Residents can take small steps to improve their indoor air quality and personal health without having to purchase an expensive air filtration unit by testing for radon; washing bedding in addition to dusting and vacuuming regularly; cleaning mold and fixing water leaks; and cleaning without harsh chemicals. To learn more about Green & Healthy Homes, as well as how to reduce health triggers in your home, visit slco.org/green-healthy-homes.
August 30, 2021
Data released by Apartment List and analyzed and visualized by Salt Lake County's Office of Data & Innovation illustrates steep changes in rent costs in Salt Lake County in 2021 when compared to previous years.
The graph above shows rent changes from 2019 to 2021 in both percent change and median percent change compared to other counties of a similar size. Since January 2021, Salt Lake County has seen a more than 10% change.
An Accelerating Median Price
This chart illustrates the accelerating median price of rent in Salt Lake County, hovering around $1,100 in early 2017 to $1,450 in July 2021.
Overall Rent Changes 2 Year-Over-Year
This graph gathers rent data from Utah's five most populous counties and compares 2 year-over-year percent changes in rent, beginning in January 2019 to July 2021.

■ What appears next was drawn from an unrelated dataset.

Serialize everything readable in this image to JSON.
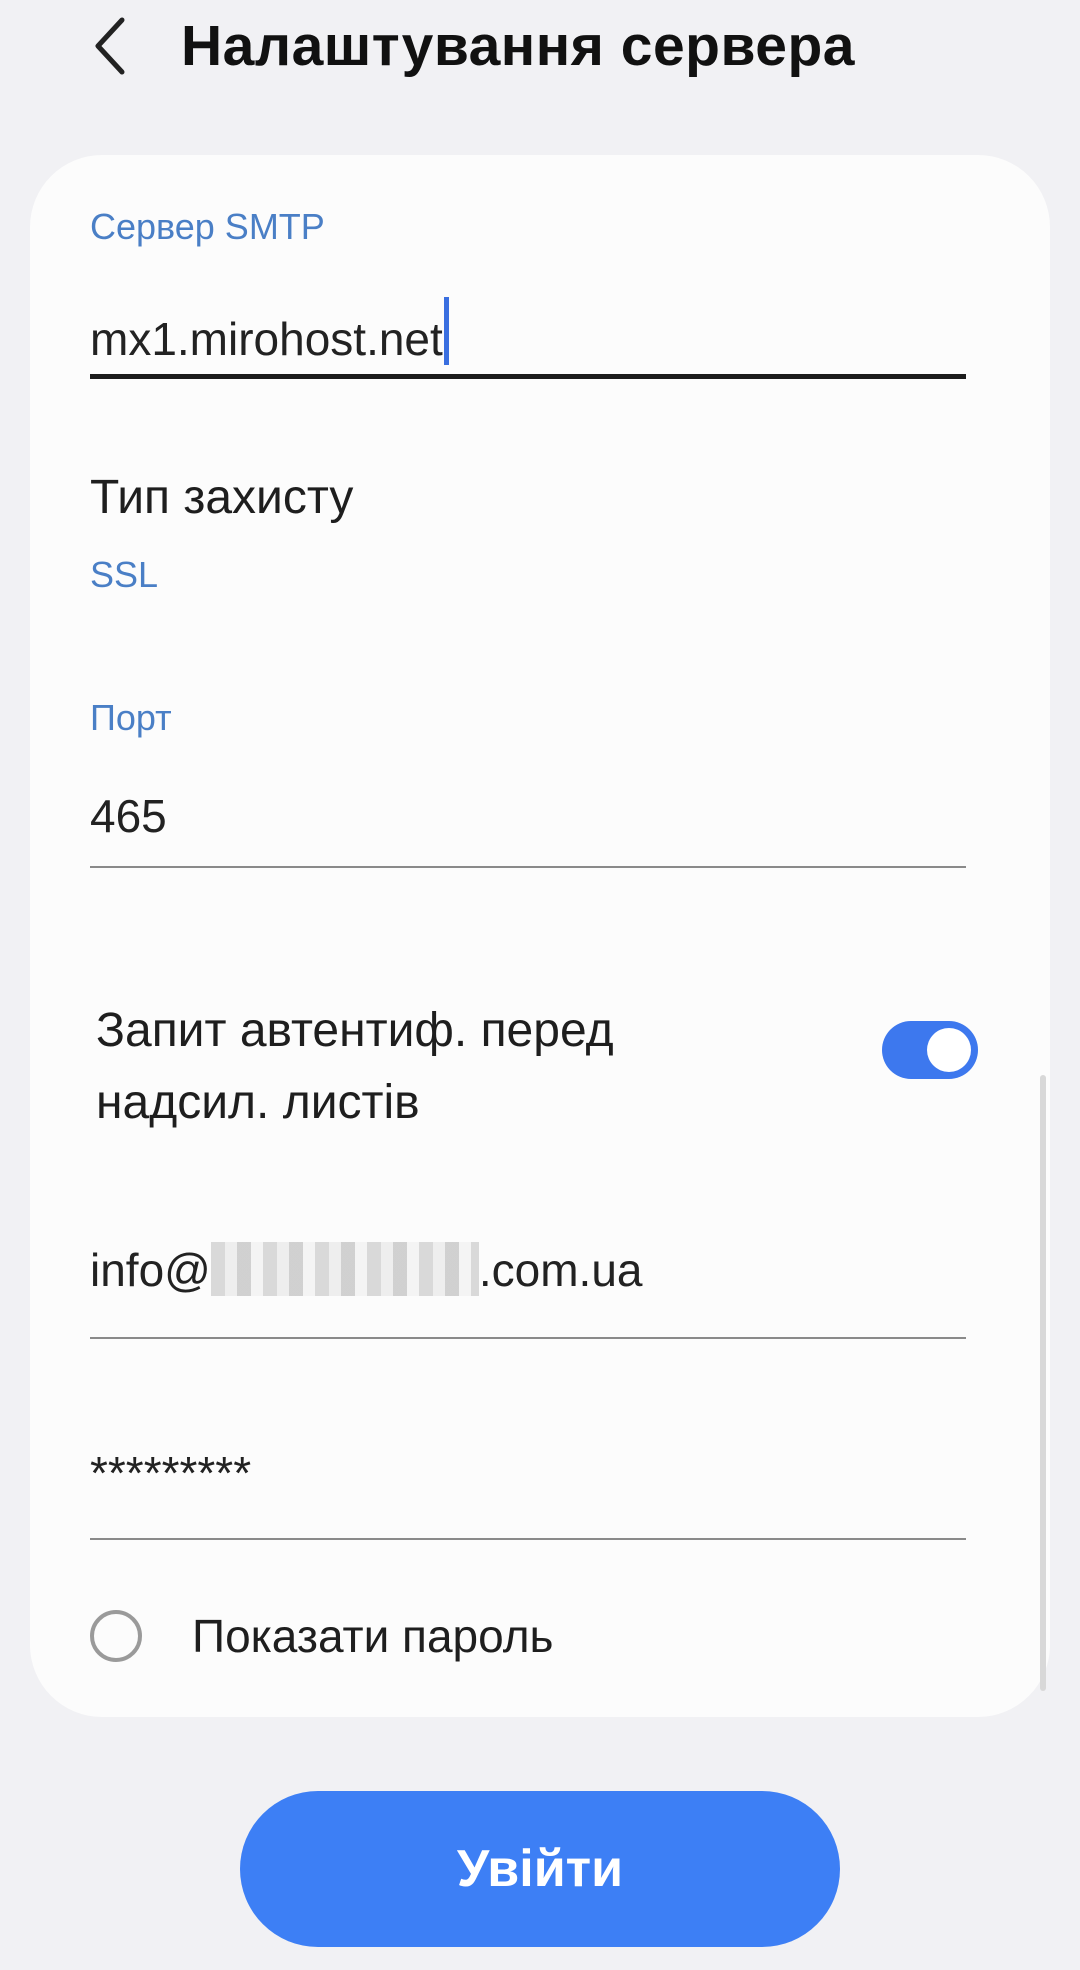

Salt Lake County, illustrated in lime green, experienced a dip from April 2020 until January 2021, when changes made a steep upward turn amounting to about an 11% increase in just six months.
- Rents are indeed accelerating substantially in 2021.
- Salt Lake County rates seem to be typical among the most major counties in Utah. While we saw a small "major city" COVID-19 rent dip, it never turned negative.
- Salt Lake County rent trends are like those of similar-size counties since 2020, however on a slightly more aggressive level.
Apartment List named five reasons, based on its data, behind rising rental prices across the nation in an Aug. 24 article. They are:
- There are more households competing for homes than ever before
- Homeownership is becoming prohibitively expensive
- Search data suggest many renters are actively looking for a new home right now
- Apartment hunters are searching with increased urgency
- Apartment vacancy rates are historically low
Need Help? Get Rental Assistance
If you or someone you know is impacted by rising costs and having a difficult time paying rent right now due to the pandemic, please apply for free rental assistance at https://rentrelief.utah.gov.
Rental assistance is open to all residents who make below a combined income of $51,650 if you're a household of one; $59,000 for two people; $66,400 for three people; $73,750 for four people in Salt Lake County. If you have a household with more than four people, visit this page to view income guidelines for homes with five or more individuals.
Rental assistance can be used for:
- Current rent plus 3 months of prospective rent (with a termed lease)
- Past-due rent
- Eligible fees
- Security deposit
- Utilities, internet and home energy costs
Data from Apartment List is gathered based on its listings and older census data to trend forward.